Toward an age-friendly urban and housing policy in Malta (2020)
‘Towards an Age-Friendly Urban and Housing Policy in Malta’ makes suggestions and recommendations on how Malta can develop and diversify its housing sector to be more inclusive. It’s also a reflection on how disciplines can build on each other to offer tangible and solution-oriented policies.
Understanding Leisure Time Among Youths in Malta (2019)
In this qualitative research project, I was commissioned by Noċemuskata to provide a snapshot of the various ways in which youths between the ages of 16 years and 20 years old use their leisure time beyond their extra-curricular activities. The final outcome from the research will assist MUŻA, a local community museum in the metropolis, to draw up activities that are attractive and sensitive to the needs of this specific cohort. The ‘eclectic methodology’ used aimed to generate new qualitative data sets in relation to the way youths spend their leisure time. Little is known about this specific cohort so such an exercise offered a small window into their lives. The final outcome aided in generating new data to explore creative ways in which to develop successful art-based activities which would entice this group of young people to MUŻA.
Workshop activity © Noċemuskata
Urban & Housing Policy, Research & Strategy in Malta
As the Chairperson of the Sustainable Communities Board within the Housing Authority in Malta, I have been able to design and implement policies such as, Sustainable Communities, Housing for Tomorrow for the Housing Authority. Also, through an anthropological study on the rent situation in Malta, the final recommendation informed the Private Residential Leases Act (2019). This research and policy framework informed the development of the first National Housing System in Malta.
Under the Same Roof (2013 – 2015)

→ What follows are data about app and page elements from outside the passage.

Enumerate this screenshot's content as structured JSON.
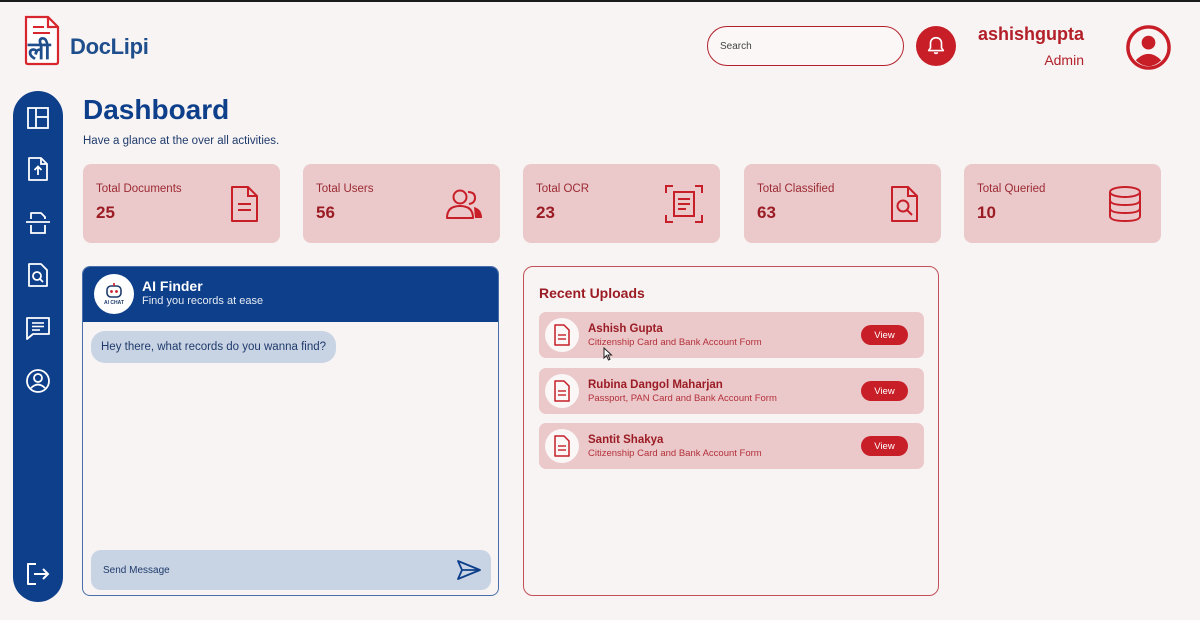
{
  "brand": {
    "logo_glyph": "ली",
    "name": "DocLipi"
  },
  "header": {
    "search_placeholder": "Search",
    "username": "ashishgupta",
    "role": "Admin",
    "bell_icon": "bell-icon",
    "avatar_icon": "user-circle-icon"
  },
  "sidebar": {
    "items": [
      {
        "icon": "dashboard-icon"
      },
      {
        "icon": "upload-file-icon"
      },
      {
        "icon": "scanner-icon"
      },
      {
        "icon": "file-search-icon"
      },
      {
        "icon": "chat-icon"
      },
      {
        "icon": "user-circle-icon"
      }
    ],
    "logout_icon": "logout-icon"
  },
  "page": {
    "title": "Dashboard",
    "subtitle": "Have a glance at the over all activities."
  },
  "stats": [
    {
      "label": "Total Documents",
      "value": "25",
      "icon": "document-icon"
    },
    {
      "label": "Total Users",
      "value": "56",
      "icon": "users-icon"
    },
    {
      "label": "Total OCR",
      "value": "23",
      "icon": "scan-document-icon"
    },
    {
      "label": "Total Classified",
      "value": "63",
      "icon": "file-search-icon"
    },
    {
      "label": "Total Queried",
      "value": "10",
      "icon": "database-icon"
    }
  ],
  "chat": {
    "avatar_label": "AI CHAT",
    "title": "AI Finder",
    "subtitle": "Find you records at ease",
    "greeting": "Hey there, what records do you wanna find?",
    "input_placeholder": "Send Message"
  },
  "uploads": {
    "title": "Recent Uploads",
    "view_label": "View",
    "items": [
      {
        "name": "Ashish Gupta",
        "desc": "Citizenship Card and Bank Account Form"
      },
      {
        "name": "Rubina Dangol Maharjan",
        "desc": "Passport, PAN Card and Bank Account Form"
      },
      {
        "name": "Santit Shakya",
        "desc": "Citizenship Card and Bank Account Form"
      }
    ]
  },
  "colors": {
    "primary_blue": "#0d3f8a",
    "accent_red": "#c81e28",
    "card_pink": "#ebc9cb",
    "background": "#f8f4f4"
  }
}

During my post-doctorate, at the Morgan Centre for Research into Everyday Lives, University of Manchester where I worked on an ESRC-funded project, which was entitled, Under the Same Roof: The Everyday Relational Practices of Contemporary Communal Living. The research spanned between 2013 and 2015 (award reference ES/K006177/1). It explored four contemporary forms of communal living in the UK with non-kin in different house typologies such as small co-operatives, co-housing schemes, shared housing and private lodging. The project focussed on factors that either contribute to, or hinder, the attainment of ‘successful’ communal living across the life course. This research enabled me to further develop my theoretical foundations on related literature from family studies/kinship and domesticity/home/domestic space in addition to methodological skills.
The ‘Other’ Side of the Kitchen: The Domestic Kitchen and the Lives of Older Lesbians in London (2010 – 2013)
I gained my doctorate in 2013, where I was awarded a prestigious Chartered Studentship for the 40th Anniversary of the OU, which was attached to an RCUK research project titled, Transitions in Kitchen Living (Co-Supervisor Prof. Judith Okely; External Examiner: Prof. Sarah F Green). In my thesis, The ‘other’ side of the kitchen: an anthropological approach to the domestic kitchen and older lesbians living in London, drew on key aspects of cross cultural perspectives on social space (e.g. Humphrey 1974, de Certeau 1986, Bourdieu 1990, Carsten et al. 1995) often studied beyond Europe. Here seemingly private ‘home’ place is problematised within a western metropolis with gendered, historical specificity. My forthcoming monograph, Home, Domestic Space and Sexuality (2016) – a book contract awarded to me by Palgrave Macmillan – will be based on my doctoral research.
Looking Both Ways Project (2012 – 2016)
I worked on a collaborative project entitled, Looking Both Ways (RESDEV220112) which was led by Dr Rebecca Jones (Open University) in collaboration with Prof Kathryn Almack (University of Hertfordshire). This project explored the experiences of people with bisexual identities or bisexual pasts as they grow older. We were also interested in the implications that their bisexual identity had on their present and future care and support needs within their current homes or outside. An additional outcome of this qualitative research was the publication of the Ageing and Bisexuality report, where we created case studies describing lesbian, gay, bisexual and transgender (LGBT) people’s experiences as they grow older. This resource is often used in training, educational and policy work.